Last month, I ran an A/B test to see how an article performs on WordPress vs Medium.
On Medium, the article was titled “What are you doing, Medium?” Here on MediaShift.org, which runs on WordPress, the article was titled “What are you doing, Medium, with your Sex 2.0 notifications?” (My editor sexed up the headline a bit.)
Other than that headline change, the articles were exactly the same. What better article to use to analyze Medium’s metrics than a metrics article about Medium’s metrics? So meta.
Here’s a case study of how the metrics of those two articles diverged.
We promoted the WordPress version on MediaShift’s Twitter channels, on our Facebook page, in our Metrics & Impact Facebook group, and in our newsletters (you should subscribe!) We didn’t do anything out of the ordinary. We followed the normal promotion patterns of all our MediaShift articles, which is to promote several times throughout social media as well as in our main daily digest and segmented newsletters.
— Mark Glaser (@mediatwit) January 22, 2017
For the version on Medium, I purposely didn’t do any promotion on social media. But Medium has its own personalized promotion channels, and almost immediately, I found other people tweeting Medium-generated screenshots and links to the Medium version.
Checking the metrics
I’m just going to say this upfront, I much prefer Medium’s metrics dashboard to the WordPress Jetpack plug-in.
To me, Medium’s dashboard layout feels clean and logical. WordPress analytics feel clunky and hard to navigate. Medium shows referral traffic for individual articles. WordPress shows referral traffic only for the site overall. Medium shows both views and total reading time. WordPress only shows total views.
Of course, it could just be personal preferences and what you’re used to. To me, it feels like Medium’s design is Apple, and WordPress is Microsoft.
Here are a look at two different dashboard views. The top is Medium, and the bottom is WordPress.
You can dig deeper into both metrics by attaching Google Analytics to Medium or WordPress, which we do here at MediaShift. But if you’re talking purely native tools, the Medium dashboard provides more in-depth metrics that are more easily accessible.
Which is the winner?
Despite having no direct support from MediaShift’s promotional channels, the Medium version of the post performed much better — nearly 10x better by one metric.
The WordPress article ended up with 346 page views. Medium, by contrast, had more than 3,000 views.
What happened? In a nutshell, the influencer effect.
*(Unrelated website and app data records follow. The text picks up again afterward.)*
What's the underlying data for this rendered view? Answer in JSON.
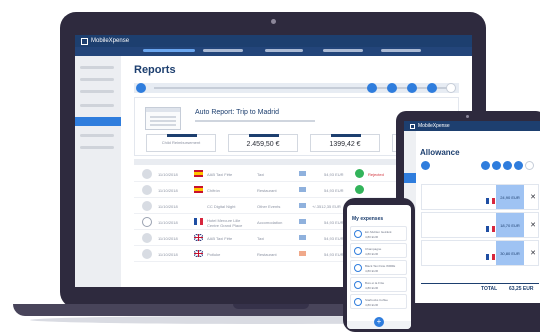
{
  "laptop": {
    "app_name": "MobileXpense",
    "page_title": "Reports",
    "report": {
      "title": "Auto Report: Trip to Madrid",
      "stats": [
        {
          "value": "",
          "label": "Child Reimbursement"
        },
        {
          "value": "2.459,50 €",
          "label": ""
        },
        {
          "value": "1399,42 €",
          "label": ""
        }
      ]
    },
    "rows": [
      {
        "date": "11/10/2018",
        "name": "AAB Taxi Fête",
        "category": "Taxi",
        "amount": "54,93 EUR",
        "status": "Rejected",
        "flag": "es"
      },
      {
        "date": "11/10/2018",
        "name": "Chifrón",
        "category": "Restaurant",
        "amount": "54,93 EUR",
        "status": "",
        "flag": "es"
      },
      {
        "date": "11/10/2018",
        "name": "CC Digital Night",
        "category": "Other Events",
        "amount": "+/-3512,35 EUR",
        "status": "",
        "flag": "none"
      },
      {
        "date": "11/10/2018",
        "name": "Hotel Mercure Lille Centre Grand Place",
        "category": "Accomodation",
        "amount": "54,93 EUR",
        "status": "",
        "flag": "fr"
      },
      {
        "date": "11/10/2018",
        "name": "AAB Taxi Fête",
        "category": "Taxi",
        "amount": "54,93 EUR",
        "status": "",
        "flag": "uk"
      },
      {
        "date": "11/10/2018",
        "name": "Potluke",
        "category": "Restaurant",
        "amount": "54,93 EUR",
        "status": "",
        "flag": "uk"
      }
    ]
  },
  "tablet": {
    "app_name": "MobileXpense",
    "heading": "Allowance",
    "rows": [
      {
        "amount": "24,90 EUR"
      },
      {
        "amount": "18,70 EUR"
      },
      {
        "amount": "30,80 EUR"
      }
    ],
    "total_label": "TOTAL",
    "total_value": "63,25 EUR"
  },
  "phone": {
    "heading": "My expenses",
    "items": [
      {
        "title": "Ein Muhlen Getränk",
        "amount": "4,80 EUR"
      },
      {
        "title": "Champagne",
        "amount": "4,80 EUR"
      },
      {
        "title": "Black Taxi Fête WRRE",
        "amount": "4,80 EUR"
      },
      {
        "title": "Bois et la Frite",
        "amount": "4,80 EUR"
      },
      {
        "title": "Starbucks Coffee",
        "amount": "4,80 EUR"
      }
    ],
    "fab": "+"
  }
}
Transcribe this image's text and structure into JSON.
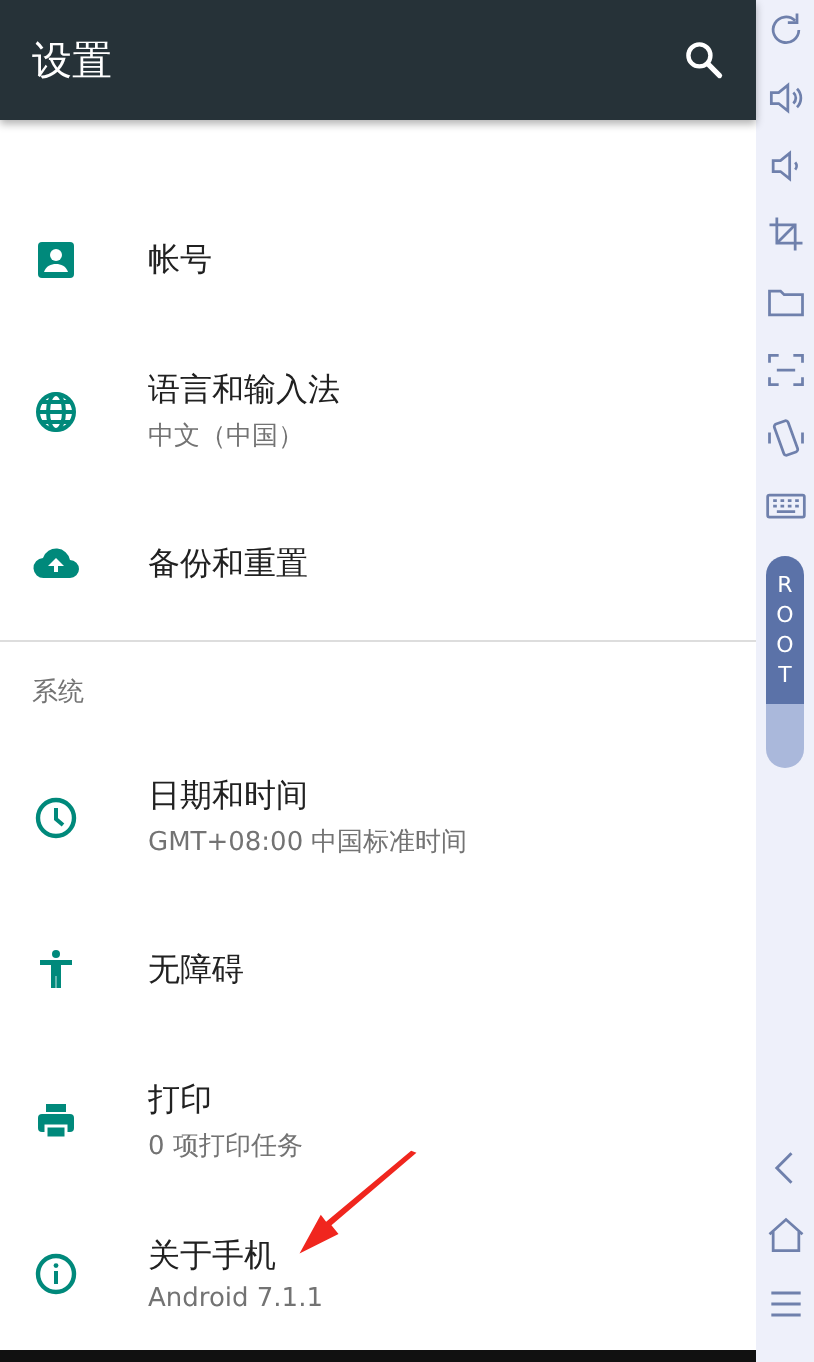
{
  "toolbar": {
    "title": "设置"
  },
  "sections": [
    {
      "items": [
        {
          "title": "帐号"
        },
        {
          "title": "语言和输入法",
          "summary": "中文（中国）"
        },
        {
          "title": "备份和重置"
        }
      ]
    },
    {
      "header": "系统",
      "items": [
        {
          "title": "日期和时间",
          "summary": "GMT+08:00 中国标准时间"
        },
        {
          "title": "无障碍"
        },
        {
          "title": "打印",
          "summary": "0 项打印任务"
        },
        {
          "title": "关于手机",
          "summary": "Android 7.1.1"
        }
      ]
    }
  ],
  "side_panel": {
    "root_label": "ROOT"
  }
}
One feature of Medium is that you can tag other Medium users, which isn’t an option on WordPress. In my Medium article, I quoted and tagged David Heinemeier Hansson, aka DHH, the influential founder and CTO of Basecamp. He must have seen my tag, because he recommended my article and tweeted it to his 216,000 followers.
"What are you doing, Medium?", few things I loathe more than apps abusing push notifications to peddle dumb shit. https://t.co/CZ8maQ9MZs
— DHH (@dhh) January 19, 2017
As a result, more than 80 percent of the traffic to this article came from Twitter. The second-highest referrer is “email, direct and IM,” which is likely driven by the Medium email newsletter. I can’t prove it, but DHH’s recommendation of my article probably helped it get prominent placements in their email newsletter.
From these numbers, we can conclude that Medium’s network effects are certainly real, and getting your articles in front of the right influential audience still can have a major impact on traffic.
For a WordPress story to match that traffic, it needs the network effect of Facebook or Twitter. And MediaShift stories sometimes get hot on social media — but it’s not under our control, exactly, and this one didn’t.
So it looks like Medium is the clear winner here, right? Not so fast.
Views are just one metric, and my article had less than 700 “reads” and only had a 22% “read ratio,” which are the metrics Medium likes to push.
The whole article was about how Medium has lost its way when it comes to attention and monetization. And something still has to pay the bills. All the pageviews and even the reads that I racked up on Medium translated into exactly $0.00.
On the other hand, the more modest views on WordPress still helped with MediaShift’s advertising. And readers on MediaShift can sign up our newsletter, online media metrics trainings and in-person media and tech events. Their value to MediaShift as a business — and my paycheck! — is quantifiable.
This single case study obviously doesn’t tell the whole story of Medium and WordPress, of course, but it does provide some insights into the strengths and struggles of each platform.
Even though it has an unclear future, Medium undoubtedly has some features that WordPress could learn from. Just as it’s worth asking what Medium is doing, it’s also be worth asking: What are you doing, WordPress?
Tim Cigelske (@cigelske) is the Associate Editor of MetricShift. He has reported and written for the Associated Press, Milwaukee Journal Sentinel, Budget Travel, Adventure Cyclist and more. Today, he is the Director of Social Media at Marquette University as well as an adjunct professor teaching media writing and social media analytics.